(Data for this task Opens)

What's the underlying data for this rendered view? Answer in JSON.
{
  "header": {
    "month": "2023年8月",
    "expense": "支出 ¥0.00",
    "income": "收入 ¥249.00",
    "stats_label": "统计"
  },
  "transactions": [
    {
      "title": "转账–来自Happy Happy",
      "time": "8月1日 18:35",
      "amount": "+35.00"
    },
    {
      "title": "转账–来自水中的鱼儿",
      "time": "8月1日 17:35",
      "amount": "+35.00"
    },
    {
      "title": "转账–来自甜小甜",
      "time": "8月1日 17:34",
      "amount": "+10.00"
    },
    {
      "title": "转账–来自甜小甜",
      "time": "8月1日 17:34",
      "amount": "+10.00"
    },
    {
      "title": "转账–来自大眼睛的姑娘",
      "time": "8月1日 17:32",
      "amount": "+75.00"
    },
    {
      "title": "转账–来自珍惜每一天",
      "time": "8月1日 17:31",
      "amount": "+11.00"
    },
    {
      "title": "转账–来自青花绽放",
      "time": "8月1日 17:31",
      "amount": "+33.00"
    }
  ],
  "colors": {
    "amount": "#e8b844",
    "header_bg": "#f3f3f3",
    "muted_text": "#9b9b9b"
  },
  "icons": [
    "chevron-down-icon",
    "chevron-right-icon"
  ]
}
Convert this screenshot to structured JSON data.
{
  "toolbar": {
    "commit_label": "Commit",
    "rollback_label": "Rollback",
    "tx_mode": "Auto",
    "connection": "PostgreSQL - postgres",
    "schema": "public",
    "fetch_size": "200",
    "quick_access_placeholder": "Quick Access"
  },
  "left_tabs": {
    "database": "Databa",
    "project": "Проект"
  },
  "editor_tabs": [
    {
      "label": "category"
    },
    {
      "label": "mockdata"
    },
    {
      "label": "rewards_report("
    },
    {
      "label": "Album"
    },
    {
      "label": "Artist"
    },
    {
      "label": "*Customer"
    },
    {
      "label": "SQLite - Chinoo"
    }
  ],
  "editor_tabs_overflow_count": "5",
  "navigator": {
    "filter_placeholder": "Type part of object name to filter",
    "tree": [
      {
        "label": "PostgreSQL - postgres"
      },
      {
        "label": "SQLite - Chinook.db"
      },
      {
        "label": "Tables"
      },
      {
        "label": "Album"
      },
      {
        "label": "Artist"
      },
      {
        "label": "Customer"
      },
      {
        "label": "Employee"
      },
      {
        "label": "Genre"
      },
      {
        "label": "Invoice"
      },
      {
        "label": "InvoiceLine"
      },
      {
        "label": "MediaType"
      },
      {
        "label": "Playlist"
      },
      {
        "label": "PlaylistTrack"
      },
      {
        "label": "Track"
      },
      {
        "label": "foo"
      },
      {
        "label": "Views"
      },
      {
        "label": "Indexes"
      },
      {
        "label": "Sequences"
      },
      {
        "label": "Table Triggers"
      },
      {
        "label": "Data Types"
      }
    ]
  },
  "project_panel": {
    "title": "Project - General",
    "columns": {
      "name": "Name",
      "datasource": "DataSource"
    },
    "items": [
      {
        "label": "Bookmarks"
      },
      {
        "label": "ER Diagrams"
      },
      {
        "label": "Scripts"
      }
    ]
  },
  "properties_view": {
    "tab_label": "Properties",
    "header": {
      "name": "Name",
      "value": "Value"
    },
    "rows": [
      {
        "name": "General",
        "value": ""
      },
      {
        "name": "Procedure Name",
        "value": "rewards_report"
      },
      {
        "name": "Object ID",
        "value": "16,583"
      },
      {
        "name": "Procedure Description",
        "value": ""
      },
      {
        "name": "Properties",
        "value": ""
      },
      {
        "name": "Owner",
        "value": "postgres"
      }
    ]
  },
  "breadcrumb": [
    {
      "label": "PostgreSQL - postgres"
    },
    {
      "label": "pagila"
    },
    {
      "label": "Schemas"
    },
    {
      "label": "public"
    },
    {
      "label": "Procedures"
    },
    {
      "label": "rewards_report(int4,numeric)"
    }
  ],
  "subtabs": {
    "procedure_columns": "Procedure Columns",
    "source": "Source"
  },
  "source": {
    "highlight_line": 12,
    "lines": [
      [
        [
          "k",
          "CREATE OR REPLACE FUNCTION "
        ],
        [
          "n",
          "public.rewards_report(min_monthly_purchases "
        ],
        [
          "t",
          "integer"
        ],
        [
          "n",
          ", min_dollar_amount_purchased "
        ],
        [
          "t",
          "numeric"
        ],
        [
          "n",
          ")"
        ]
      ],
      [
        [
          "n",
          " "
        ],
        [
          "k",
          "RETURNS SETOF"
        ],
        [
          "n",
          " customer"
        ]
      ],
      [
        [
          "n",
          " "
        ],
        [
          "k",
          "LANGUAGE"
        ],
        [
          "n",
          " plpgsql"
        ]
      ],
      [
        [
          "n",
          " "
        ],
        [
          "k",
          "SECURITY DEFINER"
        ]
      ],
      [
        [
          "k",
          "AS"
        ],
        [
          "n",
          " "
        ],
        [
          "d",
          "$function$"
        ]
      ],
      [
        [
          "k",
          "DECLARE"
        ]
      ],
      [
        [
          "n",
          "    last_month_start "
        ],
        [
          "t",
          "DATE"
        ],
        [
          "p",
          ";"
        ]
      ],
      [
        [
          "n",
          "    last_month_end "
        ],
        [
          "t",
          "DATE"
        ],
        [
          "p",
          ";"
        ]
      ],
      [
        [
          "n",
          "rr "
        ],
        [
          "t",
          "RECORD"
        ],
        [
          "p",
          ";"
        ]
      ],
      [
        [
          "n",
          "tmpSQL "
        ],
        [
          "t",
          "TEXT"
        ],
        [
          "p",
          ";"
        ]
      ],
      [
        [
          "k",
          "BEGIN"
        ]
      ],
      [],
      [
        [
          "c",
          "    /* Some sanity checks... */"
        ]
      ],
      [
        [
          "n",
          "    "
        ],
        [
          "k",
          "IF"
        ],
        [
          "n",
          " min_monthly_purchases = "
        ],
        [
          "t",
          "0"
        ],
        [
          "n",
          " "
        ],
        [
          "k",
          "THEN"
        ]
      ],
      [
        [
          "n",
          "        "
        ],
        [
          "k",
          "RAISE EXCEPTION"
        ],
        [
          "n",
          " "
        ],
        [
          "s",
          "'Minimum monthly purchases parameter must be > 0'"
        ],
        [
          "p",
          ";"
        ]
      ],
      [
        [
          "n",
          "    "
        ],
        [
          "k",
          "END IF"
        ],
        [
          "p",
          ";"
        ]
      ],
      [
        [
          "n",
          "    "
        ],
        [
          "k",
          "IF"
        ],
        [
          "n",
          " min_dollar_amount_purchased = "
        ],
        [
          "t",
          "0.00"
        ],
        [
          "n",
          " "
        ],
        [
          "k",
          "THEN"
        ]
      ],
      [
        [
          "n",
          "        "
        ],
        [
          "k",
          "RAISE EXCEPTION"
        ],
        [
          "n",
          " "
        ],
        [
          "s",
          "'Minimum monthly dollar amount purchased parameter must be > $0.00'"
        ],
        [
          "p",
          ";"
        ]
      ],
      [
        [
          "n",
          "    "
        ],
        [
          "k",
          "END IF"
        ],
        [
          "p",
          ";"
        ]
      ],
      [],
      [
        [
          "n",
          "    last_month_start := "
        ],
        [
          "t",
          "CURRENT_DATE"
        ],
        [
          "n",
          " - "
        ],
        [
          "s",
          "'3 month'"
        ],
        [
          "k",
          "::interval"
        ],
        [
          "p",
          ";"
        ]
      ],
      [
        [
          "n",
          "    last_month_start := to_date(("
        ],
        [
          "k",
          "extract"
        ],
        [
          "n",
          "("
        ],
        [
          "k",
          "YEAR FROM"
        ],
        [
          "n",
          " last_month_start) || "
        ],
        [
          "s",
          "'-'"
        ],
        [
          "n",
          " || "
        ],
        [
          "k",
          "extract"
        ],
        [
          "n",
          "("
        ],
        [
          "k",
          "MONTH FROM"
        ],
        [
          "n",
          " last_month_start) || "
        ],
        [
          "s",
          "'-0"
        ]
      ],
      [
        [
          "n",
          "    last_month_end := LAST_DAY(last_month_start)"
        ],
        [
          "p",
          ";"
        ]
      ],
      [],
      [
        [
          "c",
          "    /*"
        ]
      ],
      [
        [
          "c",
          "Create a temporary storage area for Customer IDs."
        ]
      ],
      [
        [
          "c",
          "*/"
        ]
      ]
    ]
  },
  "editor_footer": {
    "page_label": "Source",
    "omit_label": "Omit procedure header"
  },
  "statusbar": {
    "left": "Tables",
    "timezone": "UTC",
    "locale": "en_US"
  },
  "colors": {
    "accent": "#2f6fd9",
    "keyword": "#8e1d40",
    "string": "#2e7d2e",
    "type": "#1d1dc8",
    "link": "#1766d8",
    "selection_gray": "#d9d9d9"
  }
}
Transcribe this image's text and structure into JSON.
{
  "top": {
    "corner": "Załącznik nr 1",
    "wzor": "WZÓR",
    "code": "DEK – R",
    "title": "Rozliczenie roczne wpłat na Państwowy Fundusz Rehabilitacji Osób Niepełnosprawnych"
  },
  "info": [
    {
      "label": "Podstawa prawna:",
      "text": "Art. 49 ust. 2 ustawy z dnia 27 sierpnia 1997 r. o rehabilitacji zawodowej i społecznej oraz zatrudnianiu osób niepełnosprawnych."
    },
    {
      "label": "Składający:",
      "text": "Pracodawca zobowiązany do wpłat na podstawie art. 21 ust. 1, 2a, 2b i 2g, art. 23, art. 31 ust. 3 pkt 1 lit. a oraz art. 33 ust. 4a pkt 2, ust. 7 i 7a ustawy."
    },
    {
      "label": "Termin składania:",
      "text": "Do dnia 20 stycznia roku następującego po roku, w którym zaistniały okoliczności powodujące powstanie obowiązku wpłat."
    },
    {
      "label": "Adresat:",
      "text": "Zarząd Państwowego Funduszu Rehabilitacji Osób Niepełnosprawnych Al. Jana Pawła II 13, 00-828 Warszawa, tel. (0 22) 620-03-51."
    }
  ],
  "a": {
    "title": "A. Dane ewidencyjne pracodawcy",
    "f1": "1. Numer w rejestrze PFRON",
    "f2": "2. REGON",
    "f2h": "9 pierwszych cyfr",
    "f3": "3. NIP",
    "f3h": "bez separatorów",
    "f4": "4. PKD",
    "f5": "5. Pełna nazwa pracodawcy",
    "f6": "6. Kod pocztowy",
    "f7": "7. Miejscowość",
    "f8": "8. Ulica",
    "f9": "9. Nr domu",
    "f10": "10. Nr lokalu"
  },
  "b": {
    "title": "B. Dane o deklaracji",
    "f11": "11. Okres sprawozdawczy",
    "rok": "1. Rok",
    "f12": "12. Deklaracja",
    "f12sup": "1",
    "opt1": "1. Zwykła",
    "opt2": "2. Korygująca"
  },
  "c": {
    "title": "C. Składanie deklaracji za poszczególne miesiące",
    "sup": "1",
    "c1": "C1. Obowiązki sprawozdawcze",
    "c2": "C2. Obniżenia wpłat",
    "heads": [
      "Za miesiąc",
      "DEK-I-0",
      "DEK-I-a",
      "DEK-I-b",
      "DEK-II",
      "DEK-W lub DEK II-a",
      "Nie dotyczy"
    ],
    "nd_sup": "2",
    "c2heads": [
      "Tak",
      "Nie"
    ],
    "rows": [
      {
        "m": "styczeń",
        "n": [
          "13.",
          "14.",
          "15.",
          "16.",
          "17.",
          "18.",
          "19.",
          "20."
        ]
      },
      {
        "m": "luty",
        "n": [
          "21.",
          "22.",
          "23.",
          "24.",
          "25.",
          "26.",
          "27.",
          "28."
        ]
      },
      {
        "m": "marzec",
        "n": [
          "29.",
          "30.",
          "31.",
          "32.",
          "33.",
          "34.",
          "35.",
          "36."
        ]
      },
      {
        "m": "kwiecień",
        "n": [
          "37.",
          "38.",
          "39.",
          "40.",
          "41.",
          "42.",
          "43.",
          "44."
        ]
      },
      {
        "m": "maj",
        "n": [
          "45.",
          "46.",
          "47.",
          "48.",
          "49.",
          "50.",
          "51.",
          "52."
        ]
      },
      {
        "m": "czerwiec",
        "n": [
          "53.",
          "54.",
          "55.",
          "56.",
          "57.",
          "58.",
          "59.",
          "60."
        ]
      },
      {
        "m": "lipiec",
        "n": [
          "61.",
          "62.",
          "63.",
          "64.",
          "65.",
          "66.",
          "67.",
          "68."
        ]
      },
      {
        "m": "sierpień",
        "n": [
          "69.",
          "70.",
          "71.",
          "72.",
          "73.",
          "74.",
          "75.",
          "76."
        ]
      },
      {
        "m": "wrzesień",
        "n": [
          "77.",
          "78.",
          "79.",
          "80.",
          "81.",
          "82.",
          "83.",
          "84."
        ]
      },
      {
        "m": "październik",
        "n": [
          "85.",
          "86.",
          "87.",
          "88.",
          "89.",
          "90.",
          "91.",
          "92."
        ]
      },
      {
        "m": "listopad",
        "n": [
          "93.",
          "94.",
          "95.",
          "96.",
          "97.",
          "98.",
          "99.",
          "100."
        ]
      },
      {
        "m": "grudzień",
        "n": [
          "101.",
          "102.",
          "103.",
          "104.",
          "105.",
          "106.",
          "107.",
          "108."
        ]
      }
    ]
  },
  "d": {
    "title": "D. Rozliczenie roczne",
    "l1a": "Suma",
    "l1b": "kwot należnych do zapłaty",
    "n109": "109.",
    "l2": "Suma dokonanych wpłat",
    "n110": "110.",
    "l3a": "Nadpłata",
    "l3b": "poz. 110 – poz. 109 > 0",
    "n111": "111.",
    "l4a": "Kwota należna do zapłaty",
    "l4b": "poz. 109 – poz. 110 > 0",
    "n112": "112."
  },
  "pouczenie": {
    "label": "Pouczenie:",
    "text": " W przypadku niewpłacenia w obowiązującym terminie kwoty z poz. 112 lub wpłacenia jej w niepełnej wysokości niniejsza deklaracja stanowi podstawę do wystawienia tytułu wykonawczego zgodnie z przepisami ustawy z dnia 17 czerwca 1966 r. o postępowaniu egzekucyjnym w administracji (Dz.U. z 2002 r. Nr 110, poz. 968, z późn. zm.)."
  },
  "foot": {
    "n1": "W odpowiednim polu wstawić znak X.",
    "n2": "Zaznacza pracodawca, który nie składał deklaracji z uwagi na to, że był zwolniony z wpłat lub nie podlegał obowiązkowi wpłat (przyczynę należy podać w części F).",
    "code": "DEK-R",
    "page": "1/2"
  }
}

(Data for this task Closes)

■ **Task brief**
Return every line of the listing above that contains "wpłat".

■ **Exercise answer**
    "title": "Rozliczenie roczne wpłat na Państwowy Fundusz Rehabilitacji Osób Niepełnosprawnych"
      "text": "Pracodawca zobowiązany do wpłat na podstawie art. 21 ust. 1, 2a, 2b i 2g, art. 23, art. 31 ust. 3 pkt 1 lit. a oraz art. 33 ust. 4a pkt 2, ust. 7 i 7a ustawy."
      "text": "Do dnia 20 stycznia roku następującego po roku, w którym zaistniały okoliczności powodujące powstanie obowiązku wpłat."
    "c2": "C2. Obniżenia wpłat",
    "l2": "Suma dokonanych wpłat",
    "n2": "Zaznacza pracodawca, który nie składał deklaracji z uwagi na to, że był zwolniony z wpłat lub nie podlegał obowiązkowi wpłat (przyczynę należy podać w części F).",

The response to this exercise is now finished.